Put that coffee down! Why? Because coffee is for closers. We all remember Stella Liebeck, right? The Albuquerque woman who spilled a cup of hot coffee on herself and then sued McDonalds. She put the coffee down and then set a precedence that we all need to go out of our way to make sure everyone is warned that the contents might be hot. I am shaking my head and have my hand across my face – picture the emoji.
We won’t ever change the consumer, but if we better understand their behavior, we can better prepare ourselves for some of the pitfalls of dealing with the general public.
In all seriousness, though, I have been thinking a lot lately about personal accountability. That is the belief that you are fully responsible for your own actions and consequences. It’s a choice, a mindset, and an expression of integrity.
I had a service writer stop by my office a few weeks ago, and he had a stack of papers in his hands. He saw my desk covered in paperwork and forms, as I was preparing a deal that was coming in shortly. He said, “Boy, you look busy, but I know you can do seven things at once.” I told him, “Lay it on me.” Long story short, we have a customer who purchased a 2011 Buick Enclave and also purchased a service contract six years ago, and he ended up needing a new engine five years ago. He forgot he had the service contract and went to a different repair facility and paid cash for the repair. He was wondering how we can make a claim, or if one could be made so he could get paid back. I explained to him that because of the requirement to have authorization first, and the amount of time that had passed, there was unfortunately nothing we were going to be able to do about this. I did tell him to remind the customer that he still has some coverage left, and that anything in the future, we would be happy to offer assistance.
Another customer who recently bought a vehicle from us co-signed for his son. They both live in California, but the son goes to school here in Colorado. The entire deal was done using the information provided by both customers, but using the California address. It was on all the papers they filled out, and they also have California driver’s licenses and insurance. We do the whole deal and send the paperwork to the father. He signs and then his son signs. The deal gets funded. A few weeks afterwards, the father is upset because he finds out the car has to have an inspection and VIN verification, and apparently this can only be done in California, where he lives. He tried to spin this around and make it somehow “our fault” for not asking more questions. As if we are mind readers or we are “living in his world.” How about the fact that you half listened when we explained the deal to you, and now we have somehow done this injustice, because your attention span has diminished?

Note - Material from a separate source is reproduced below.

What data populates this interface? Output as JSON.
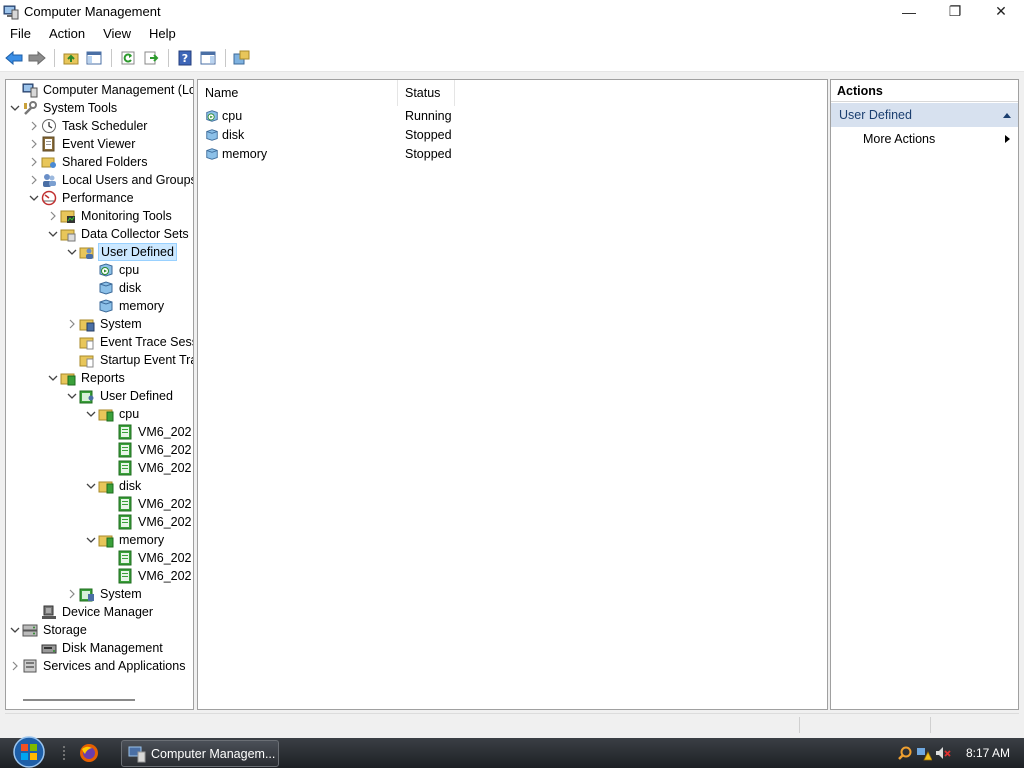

There are a lot of people in this world that live with a mindset of “live in my world.” They do not pay attention when backing out of a parking space. They are oblivious when walking through a grocery store. They are the people having loud conversations on a cell phone in a public area or while sitting on an airplane. This is the person who accidentally slams into your shoulder when you’re holding a cocktail in a bar downtown, and they might apologize as they continue walking by, leaving your hand covered in whatever sticky beverage you were about to enjoy. This is the guy who is texting at the red light and after the grace period gets the horn because we like on-time stuff.
Actions have consequences. Everything we think, say, and do has consequences for ourselves and for others. Like ripples on a pond, our actions spread out and affect others because everything is interconnected. This applies inside the dealership more now than ever before. You can have all the forms in the world, signed and disclosed in a car deal. However, you will never be able to eliminate the growing lack of attention to detail that exists in the world today. Knowing that people want what they want when they want it, and that most of the time they are only giving you a part of their small attention, makes it even more important to try to outrun the contributory negligence of the consumer.
Everyone wants power and freedom, yet no one wants accountability. We won’t ever change the consumer, but if we better understand their behavior, we can better prepare ourselves for some of the pitfalls of dealing with the general public. Remember, contents may be hot.
Justin B Gasman is the financial services director at McCaddon Cadillac Buick GMC, Inc.
Originally posted on F&I and Showroom